A bdelygmia (the ‘b’ is silent) is a list of negative qualities about a person, thing or place. It is a form hyperbole – over the top, exaggerating, usually just a little tongue in cheek. It’s a rant, more or less, one that the speaker or author is glad to get off his or her chest; moreover one he or she is positively enjoying.
For students required to produce persuasive or rhetorical writing, practicing a bdelygmia is a useful exercise. Be wary, however: a bdelgmia may look like a spontaneous outpouring of the writer’s thoughts, but you can be sure that the writer is structuring his or her sentences very carefully indeed; if anything, this kind of writing will be more carefully structured than most others.
Parting Shots is full of examples of carefully tailored rants – this is a book, you’ll remember, written by ambassadors at the point at which they are leaving their posting, after several years of tight-lipped diplomacy, formal friendliness and good cheer. Some of the book’s bdelymias are quite restrained, others less so, and some even strike the reader as a little unfair. Most, however, are excellently written. Here is one, inspired by melancholy rather than contempt, that stood out for me (sorry, Finland):

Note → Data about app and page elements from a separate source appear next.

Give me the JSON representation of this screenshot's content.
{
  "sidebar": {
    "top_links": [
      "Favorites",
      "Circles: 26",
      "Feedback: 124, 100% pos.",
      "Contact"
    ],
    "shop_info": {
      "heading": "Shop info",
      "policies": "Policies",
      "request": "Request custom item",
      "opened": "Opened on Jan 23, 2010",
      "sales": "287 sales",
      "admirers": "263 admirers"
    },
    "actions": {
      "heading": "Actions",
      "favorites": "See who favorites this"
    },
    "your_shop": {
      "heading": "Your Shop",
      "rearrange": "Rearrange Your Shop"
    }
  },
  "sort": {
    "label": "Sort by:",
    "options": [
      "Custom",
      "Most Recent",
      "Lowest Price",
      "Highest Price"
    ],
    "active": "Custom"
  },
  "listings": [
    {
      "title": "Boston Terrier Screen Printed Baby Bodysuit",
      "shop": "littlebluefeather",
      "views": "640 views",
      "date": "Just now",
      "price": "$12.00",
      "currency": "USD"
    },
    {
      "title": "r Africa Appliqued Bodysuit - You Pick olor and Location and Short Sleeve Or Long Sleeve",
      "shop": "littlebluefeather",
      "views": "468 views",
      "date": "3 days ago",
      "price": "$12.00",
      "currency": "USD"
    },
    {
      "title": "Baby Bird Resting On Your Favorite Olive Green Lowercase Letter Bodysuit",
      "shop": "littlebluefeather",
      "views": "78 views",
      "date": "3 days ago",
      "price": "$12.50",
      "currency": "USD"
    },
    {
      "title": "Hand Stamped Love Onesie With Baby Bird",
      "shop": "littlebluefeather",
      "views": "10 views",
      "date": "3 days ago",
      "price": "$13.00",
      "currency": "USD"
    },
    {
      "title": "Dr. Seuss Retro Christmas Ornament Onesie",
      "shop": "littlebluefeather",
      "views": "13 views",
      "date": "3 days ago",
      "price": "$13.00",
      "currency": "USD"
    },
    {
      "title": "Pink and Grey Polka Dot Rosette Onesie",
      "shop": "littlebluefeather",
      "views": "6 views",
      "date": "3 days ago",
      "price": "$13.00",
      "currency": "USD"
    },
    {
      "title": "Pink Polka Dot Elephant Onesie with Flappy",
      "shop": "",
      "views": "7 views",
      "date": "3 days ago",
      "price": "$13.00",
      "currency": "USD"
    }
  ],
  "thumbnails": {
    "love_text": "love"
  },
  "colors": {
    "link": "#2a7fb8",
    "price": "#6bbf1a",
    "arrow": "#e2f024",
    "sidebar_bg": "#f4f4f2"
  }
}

It could be plausibly argued that it is a misfortune for anybody but a Finn to spend three years in Finland, as I have just done. Even the Finns who can afford it are happy to make frequent escapes to sunnier climes. Finland is flat, freezing, and far from the pulsating centres of European life. Nature has done little for her and art not much more. Until yesterday the country was inhabited only by peasants, foresters, fishermen, and a small class of alien rulers who spent most of their money elsewhere. The rich cultural past of Europe has left fewer traces in the shape of public and private buildings of quality and the objects of art which adorn them than anywhere else in the Western world, save perhaps Iceland. Finnish cooking deserves a sentence to itself for its crude horror: only the mushrooms and crayfish merit attention.
(Sir Bernard Ledwidgem, 1972)
The paragraph begins with what seems like a commonplace: that Finland is really only a nice place for Finns; Ledwidge makes the piquant observation in the next sentence, however, that even the Finns get away when they can. Then he launches into some more overt wordplay, starting with the alliterative tricolon: flat, freezing, far. He uses some positive hyperbole about European culture only to lament its absence in Finland. True to the form of the bdelgmia, there is a fair bit of negative exaggeration here, too – by ‘until yesterday’, he really means ‘until the last century or so’, and describing a cuisine as a ‘crude horror’ he really just means it isn’t very appetizing. Actually, apart from the dishes he likes, he doesn’t mention any examples of this ‘crude horror’ – but this very omission is a rhetorical strategy: he leaves it to us to imagine what the food may subsist of. There is, of course, a theme that glues Ledwidge’s obsevations together, the theme of emptiness and absence running through the paragraph: Finland is far away and has nothing worth staying for, is the overriding impression we’re left with.
But Ledwidge’s letter follows a familiar trajectory. He begins with his initial impressions about the country, what annoyed or depressed him about it, before he began to fall for it. He refers back to his earlier slur – that Finns like to leave the country if they can, and tells us that they always come back. He lists the qualities of the Finns and their country, signing off with a sentence that has at least as much rhetorical effect has his earlier bdelygmia. It is a species of ‘periodic sentence’, one that leaves its main verb and subject right at the end, and its theme – in contrast to the earlier focus on absence – is the vastness and richness of the land:
The charm of Finland is difficult to define, but it exists… The broad horizons; the countless islands dotting the Baltic coast; the expanses of nearly empty lake and forest; the ice and snow that prove to be so varied in colour and contour throughout the long winter, all these things make their strong appeal to the Finn; and now they appeal to me too.
Write a bdelygmai on a place you really can’t stand. Use some of the techniques from Ledwidge’s letter. Alternatively, write a piece in praise of a place, in the form of a long periodic sentence. Or even, like Ledwidge, do both!